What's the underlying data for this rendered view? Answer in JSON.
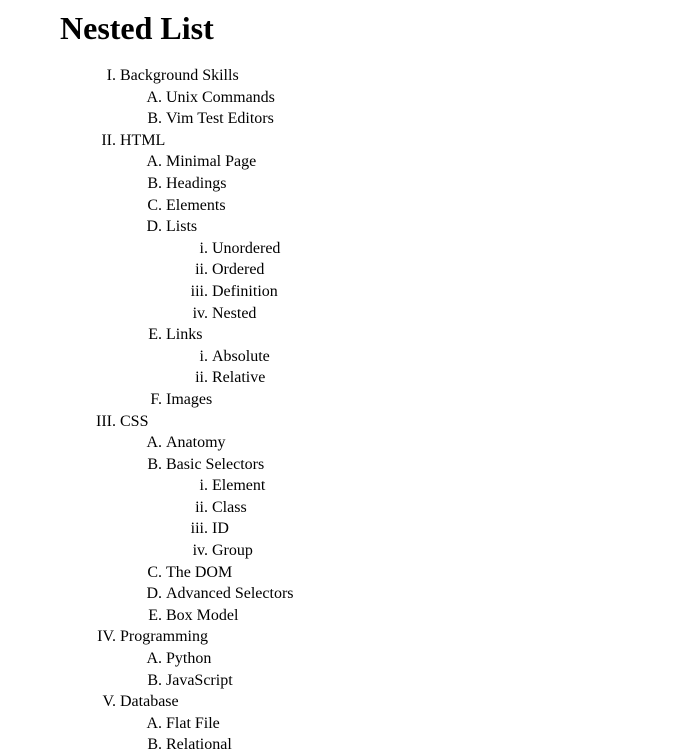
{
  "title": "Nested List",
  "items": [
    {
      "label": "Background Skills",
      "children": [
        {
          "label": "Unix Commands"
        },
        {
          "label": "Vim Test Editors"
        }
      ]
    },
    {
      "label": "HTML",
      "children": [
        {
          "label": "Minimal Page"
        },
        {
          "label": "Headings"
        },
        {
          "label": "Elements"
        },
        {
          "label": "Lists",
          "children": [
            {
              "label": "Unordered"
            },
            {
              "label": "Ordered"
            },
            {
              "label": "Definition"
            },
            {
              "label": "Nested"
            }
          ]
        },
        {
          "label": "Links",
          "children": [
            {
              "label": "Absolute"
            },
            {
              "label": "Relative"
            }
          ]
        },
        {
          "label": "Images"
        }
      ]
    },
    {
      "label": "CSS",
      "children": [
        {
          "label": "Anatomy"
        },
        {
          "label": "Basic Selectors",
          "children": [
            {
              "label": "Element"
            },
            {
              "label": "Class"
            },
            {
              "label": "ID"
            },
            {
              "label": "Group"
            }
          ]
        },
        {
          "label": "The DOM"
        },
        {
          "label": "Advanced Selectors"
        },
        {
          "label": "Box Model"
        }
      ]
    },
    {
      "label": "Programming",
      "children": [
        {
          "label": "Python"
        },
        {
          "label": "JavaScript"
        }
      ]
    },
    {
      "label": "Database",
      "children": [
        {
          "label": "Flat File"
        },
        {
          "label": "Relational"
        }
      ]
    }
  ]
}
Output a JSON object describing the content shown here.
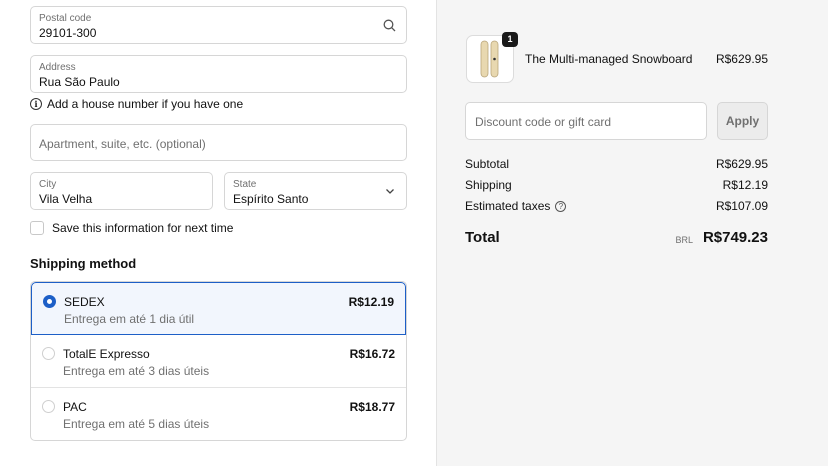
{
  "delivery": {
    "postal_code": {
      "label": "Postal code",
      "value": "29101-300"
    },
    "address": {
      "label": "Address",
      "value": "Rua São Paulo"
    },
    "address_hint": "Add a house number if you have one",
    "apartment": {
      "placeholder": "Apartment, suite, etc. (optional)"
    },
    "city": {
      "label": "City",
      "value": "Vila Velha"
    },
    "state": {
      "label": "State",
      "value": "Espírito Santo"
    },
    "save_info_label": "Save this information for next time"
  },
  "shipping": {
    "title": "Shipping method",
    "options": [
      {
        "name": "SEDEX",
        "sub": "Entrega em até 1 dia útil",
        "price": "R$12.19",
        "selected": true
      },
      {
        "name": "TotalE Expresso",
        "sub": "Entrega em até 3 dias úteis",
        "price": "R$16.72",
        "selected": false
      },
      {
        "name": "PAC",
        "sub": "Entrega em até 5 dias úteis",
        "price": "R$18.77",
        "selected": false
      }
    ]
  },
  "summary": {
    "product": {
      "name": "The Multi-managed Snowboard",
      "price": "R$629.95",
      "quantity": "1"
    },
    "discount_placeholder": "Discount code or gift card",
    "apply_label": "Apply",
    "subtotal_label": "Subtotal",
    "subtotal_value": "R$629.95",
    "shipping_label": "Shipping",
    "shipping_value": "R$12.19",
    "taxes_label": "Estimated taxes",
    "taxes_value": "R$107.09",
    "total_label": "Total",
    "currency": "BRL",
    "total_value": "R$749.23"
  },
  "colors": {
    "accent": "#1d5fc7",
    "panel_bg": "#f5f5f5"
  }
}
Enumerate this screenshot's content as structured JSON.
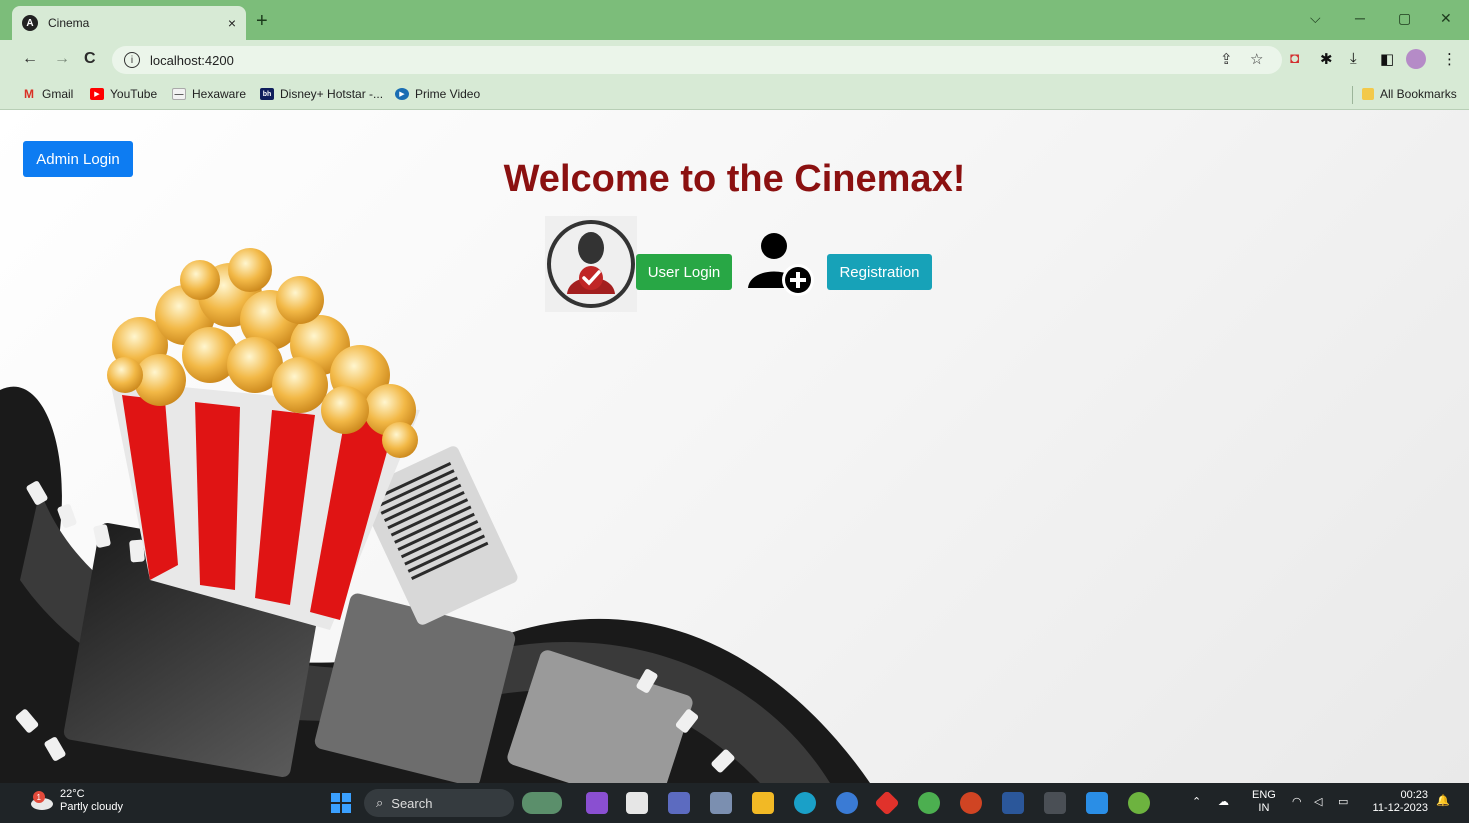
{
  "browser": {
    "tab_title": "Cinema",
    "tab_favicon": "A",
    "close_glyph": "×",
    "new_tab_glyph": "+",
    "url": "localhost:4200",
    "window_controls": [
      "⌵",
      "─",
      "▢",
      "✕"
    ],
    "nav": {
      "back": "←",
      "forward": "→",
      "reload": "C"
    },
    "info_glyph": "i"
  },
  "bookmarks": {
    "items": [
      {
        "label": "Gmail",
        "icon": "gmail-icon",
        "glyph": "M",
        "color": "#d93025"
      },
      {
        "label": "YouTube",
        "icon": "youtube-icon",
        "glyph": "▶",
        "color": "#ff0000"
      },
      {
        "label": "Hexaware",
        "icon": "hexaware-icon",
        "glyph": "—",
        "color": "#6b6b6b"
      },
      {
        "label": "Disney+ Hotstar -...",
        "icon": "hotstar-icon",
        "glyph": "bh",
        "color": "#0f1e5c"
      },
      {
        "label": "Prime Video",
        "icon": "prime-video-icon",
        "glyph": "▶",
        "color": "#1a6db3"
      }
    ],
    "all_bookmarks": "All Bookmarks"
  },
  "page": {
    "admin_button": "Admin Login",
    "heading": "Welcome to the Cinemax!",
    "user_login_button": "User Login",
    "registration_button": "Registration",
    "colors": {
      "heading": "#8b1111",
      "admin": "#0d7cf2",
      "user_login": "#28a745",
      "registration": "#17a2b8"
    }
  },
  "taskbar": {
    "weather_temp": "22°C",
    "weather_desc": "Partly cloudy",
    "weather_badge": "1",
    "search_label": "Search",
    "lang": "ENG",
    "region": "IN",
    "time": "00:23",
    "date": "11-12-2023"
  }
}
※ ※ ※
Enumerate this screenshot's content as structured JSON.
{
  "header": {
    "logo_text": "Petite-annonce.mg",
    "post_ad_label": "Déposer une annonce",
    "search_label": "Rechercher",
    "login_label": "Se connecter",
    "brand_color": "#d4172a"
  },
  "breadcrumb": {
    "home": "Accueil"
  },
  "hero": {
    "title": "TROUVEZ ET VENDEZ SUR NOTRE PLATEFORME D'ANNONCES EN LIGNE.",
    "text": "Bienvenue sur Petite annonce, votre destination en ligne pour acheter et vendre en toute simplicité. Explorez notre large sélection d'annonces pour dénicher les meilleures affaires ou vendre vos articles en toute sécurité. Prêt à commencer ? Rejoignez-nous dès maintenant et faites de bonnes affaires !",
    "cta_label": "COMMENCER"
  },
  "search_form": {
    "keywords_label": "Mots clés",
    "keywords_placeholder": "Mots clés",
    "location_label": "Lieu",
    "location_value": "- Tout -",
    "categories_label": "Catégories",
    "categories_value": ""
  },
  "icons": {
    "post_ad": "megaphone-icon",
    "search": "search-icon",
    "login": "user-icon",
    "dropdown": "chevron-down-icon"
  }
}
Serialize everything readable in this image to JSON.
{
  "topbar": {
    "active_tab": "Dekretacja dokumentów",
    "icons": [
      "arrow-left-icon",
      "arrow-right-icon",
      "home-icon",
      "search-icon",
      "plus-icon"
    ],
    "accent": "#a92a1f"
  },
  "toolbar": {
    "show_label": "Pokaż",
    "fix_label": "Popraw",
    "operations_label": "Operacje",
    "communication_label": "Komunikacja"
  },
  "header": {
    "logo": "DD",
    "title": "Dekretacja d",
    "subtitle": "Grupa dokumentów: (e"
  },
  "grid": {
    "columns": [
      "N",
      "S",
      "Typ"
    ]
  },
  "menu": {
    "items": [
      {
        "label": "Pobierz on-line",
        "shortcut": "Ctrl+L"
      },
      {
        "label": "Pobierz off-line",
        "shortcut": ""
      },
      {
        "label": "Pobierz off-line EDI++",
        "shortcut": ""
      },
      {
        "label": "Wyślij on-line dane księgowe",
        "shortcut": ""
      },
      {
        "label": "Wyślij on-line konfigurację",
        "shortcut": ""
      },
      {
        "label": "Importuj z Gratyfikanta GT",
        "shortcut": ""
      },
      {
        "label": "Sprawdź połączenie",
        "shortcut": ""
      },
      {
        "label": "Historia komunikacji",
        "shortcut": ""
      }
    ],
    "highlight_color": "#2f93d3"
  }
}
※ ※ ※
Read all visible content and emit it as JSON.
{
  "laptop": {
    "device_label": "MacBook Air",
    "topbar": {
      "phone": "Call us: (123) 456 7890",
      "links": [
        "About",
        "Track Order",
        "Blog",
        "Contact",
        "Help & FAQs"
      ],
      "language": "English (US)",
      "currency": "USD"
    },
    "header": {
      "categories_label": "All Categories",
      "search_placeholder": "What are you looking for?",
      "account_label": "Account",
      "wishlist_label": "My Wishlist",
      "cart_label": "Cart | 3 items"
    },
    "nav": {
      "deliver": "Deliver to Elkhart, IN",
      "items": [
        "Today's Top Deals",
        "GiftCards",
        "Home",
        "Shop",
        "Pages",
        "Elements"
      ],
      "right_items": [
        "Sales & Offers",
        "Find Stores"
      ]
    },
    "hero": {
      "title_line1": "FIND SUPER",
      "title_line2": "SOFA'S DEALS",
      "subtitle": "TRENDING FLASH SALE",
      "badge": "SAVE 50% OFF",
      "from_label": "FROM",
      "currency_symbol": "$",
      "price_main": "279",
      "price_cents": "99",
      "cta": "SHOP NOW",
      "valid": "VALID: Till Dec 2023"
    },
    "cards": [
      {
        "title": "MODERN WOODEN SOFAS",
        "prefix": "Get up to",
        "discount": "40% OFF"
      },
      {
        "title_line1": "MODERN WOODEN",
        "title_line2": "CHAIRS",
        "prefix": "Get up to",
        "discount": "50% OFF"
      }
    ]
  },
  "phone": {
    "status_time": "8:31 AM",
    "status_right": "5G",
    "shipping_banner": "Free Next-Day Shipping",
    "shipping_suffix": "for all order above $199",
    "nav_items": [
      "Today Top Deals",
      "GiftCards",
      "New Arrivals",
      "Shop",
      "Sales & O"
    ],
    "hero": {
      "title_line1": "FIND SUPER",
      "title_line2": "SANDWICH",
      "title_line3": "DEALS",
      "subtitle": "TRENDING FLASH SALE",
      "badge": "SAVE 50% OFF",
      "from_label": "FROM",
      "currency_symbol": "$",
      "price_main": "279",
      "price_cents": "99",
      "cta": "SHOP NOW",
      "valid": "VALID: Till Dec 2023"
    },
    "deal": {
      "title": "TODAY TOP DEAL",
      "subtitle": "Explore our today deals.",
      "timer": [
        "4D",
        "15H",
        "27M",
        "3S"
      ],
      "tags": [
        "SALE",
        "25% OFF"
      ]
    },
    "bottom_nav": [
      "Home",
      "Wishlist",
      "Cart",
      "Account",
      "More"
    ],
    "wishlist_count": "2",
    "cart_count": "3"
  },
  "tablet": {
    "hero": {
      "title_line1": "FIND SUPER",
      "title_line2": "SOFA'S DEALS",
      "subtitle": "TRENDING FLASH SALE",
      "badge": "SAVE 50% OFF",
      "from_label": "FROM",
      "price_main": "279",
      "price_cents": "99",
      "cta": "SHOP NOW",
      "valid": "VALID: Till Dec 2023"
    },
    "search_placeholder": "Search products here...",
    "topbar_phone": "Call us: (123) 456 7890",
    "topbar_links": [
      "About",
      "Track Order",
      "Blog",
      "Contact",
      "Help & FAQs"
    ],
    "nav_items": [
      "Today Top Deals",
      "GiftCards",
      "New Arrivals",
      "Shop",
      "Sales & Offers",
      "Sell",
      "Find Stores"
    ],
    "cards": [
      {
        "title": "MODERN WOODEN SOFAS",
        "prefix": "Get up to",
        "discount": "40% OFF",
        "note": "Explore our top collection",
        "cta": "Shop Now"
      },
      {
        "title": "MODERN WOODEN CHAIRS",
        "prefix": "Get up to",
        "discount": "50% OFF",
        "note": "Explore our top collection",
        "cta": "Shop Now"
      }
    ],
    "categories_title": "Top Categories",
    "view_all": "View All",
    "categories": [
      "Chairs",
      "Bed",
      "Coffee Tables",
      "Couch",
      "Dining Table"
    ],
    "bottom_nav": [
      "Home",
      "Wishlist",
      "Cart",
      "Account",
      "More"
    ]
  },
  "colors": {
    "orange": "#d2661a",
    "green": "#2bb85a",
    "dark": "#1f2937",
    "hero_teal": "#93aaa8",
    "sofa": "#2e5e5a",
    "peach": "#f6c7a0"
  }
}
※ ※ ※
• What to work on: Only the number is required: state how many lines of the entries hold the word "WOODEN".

• Result of the exercise: 4